A glass act

As premiumisation continues to be a trend in wine markets globally, there is growing demand for packaging products that can lift product appeal and help bottles stand out from their competitors. One unique approach is sourced from a manufacturer using a material for closures not generally associated with wine bottles at all.

The region of Bohemia, located in the Czech Republic near the German and Polish borders, is famously known for its luxury glass and crystal products made in a relatively small area known as ‘Crystal Valley’. While the area’s manufacturers are best known for high-end glassware and jewellery, one producer has become ensconced as a supplier of glass closures for wine bottles.

Radan Haiblik, from Vinolok, says that glass had long been used to close bottles but that historically the material didn’t allow for effective sealing. This was far from ideal for the packaging of wines that require hermetic conditions to maintain product quality and integrity. Haiblilk explained that this was eventually overcome by adding sealing rings using newly available materials.

Although the product has been available for nearly two decades, demand for it has been growing quickly as more producers embrace more alternative solutions for packaging.

“It was first introduced in 2003. Basically, the idea behind this closure was to offer an alternative material for wines because at that time, people were complaining about TCA and the problems associated with spoiled wines. So there was always a though about alternative materials for winemakers and [our] idea was glass,” Haiblik said.

He explained that the glass product was initially started purely as a technical closure for wine, but under the influence of the local Bohemian jewellery industry, design too became a focus of the product and the bottles it would fit.

Vinolok sales director Radan Haiblik

“Because we are from the jewellery industry – for example, Swarovski comes from our town before they moved to Austria some time ago – we use a lot of techniques and we developed also the design side of the closure.”

We started to play with the colours, with the shapes, different techniques for how to decorate a closure and this has become very popular.

Radan Haiblik


Image: Vinolok glass closures have being utilised to create unique designs for wine and spirits bottles.

“We started to play with the colours, with the shapes, different techniques for how to decorate a closure and this has become very popular.”

He said although the majority of Vinolok products are still made for the global wine industry, there’s been rapid recent expansion also into the spirits category, which he says has a greater focus on adopting new packaging.

The products are currently sold to producers in around 60 countries.

“France is for us very important,” Haiblik said, “But also other markets including Australia, Italy, Spain and in North America.”

He noted that the Australian market had been important for the growth of the product and that comparative testing has been undertaken by the Australian Wine Research Institute to measure its technical attributes.

Comparative tests

“We have five years of comparative tests and the comparison is always between screwcaps, Vinolok and natural cork.”

Haiblik proudly proclaims that these official results have shown the product in a positive light for the packaging of wine, meaning that producers are choosing it not only for its aesthetic appeal but for its technical properties.
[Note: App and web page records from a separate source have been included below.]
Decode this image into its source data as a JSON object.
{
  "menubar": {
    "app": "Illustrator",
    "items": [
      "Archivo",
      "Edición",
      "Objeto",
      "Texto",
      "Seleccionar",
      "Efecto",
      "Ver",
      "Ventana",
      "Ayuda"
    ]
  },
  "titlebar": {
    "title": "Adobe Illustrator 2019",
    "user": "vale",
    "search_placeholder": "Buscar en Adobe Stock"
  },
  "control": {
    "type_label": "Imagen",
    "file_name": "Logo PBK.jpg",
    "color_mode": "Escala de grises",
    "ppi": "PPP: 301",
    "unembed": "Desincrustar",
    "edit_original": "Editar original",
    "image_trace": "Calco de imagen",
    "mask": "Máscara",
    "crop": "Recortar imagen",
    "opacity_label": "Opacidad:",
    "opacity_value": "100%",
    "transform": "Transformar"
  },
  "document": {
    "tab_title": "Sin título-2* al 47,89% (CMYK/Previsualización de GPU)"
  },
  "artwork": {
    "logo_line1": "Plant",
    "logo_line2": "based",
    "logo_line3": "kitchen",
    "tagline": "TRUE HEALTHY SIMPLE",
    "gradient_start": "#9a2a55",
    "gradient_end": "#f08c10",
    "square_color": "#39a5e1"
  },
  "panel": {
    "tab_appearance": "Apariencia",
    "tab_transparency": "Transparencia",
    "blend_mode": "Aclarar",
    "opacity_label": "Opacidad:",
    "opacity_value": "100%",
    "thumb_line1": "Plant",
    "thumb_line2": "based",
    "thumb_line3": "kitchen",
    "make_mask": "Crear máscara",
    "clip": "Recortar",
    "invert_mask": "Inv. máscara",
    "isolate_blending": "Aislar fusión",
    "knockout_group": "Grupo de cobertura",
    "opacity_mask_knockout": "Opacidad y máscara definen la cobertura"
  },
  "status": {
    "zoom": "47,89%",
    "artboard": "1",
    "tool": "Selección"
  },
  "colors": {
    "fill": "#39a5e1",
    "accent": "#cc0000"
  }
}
“It’s OTR (oxygen transmission rate) is somewhere between a screwcap and natural cork; it has more micro-oxygenation than a screwcap but less than cork. So it’s basically 1.3 milligrams per year which is a good feature because it keeps primary tones for longer. At the same time the wine can develop.

“Because it has good OTR properties and it’s also very [stable], after 10 years you can open a case of wines and each one would be the same, so that’s great.”

Haiblik visited Australia last year and reveals that one of the product’s “best references” is South Australian producer Henschke, which was one of the very first customers for the glass product in 2004. Henschke has utilised the Vinolok closure for its red wines, such as Shiraz and Cabernet Sauvignon, and has used it to seal bottles of its icon wine Hill of Grace.

Ultimately, Haiblik says that the unique attributes of his product is helping many producers with the premiumisation of their products and to enhance product differentiation in crowded markets.

“If somebody wants to be different, it they want to work with a special design, then that’s when our product comes into place,” he said.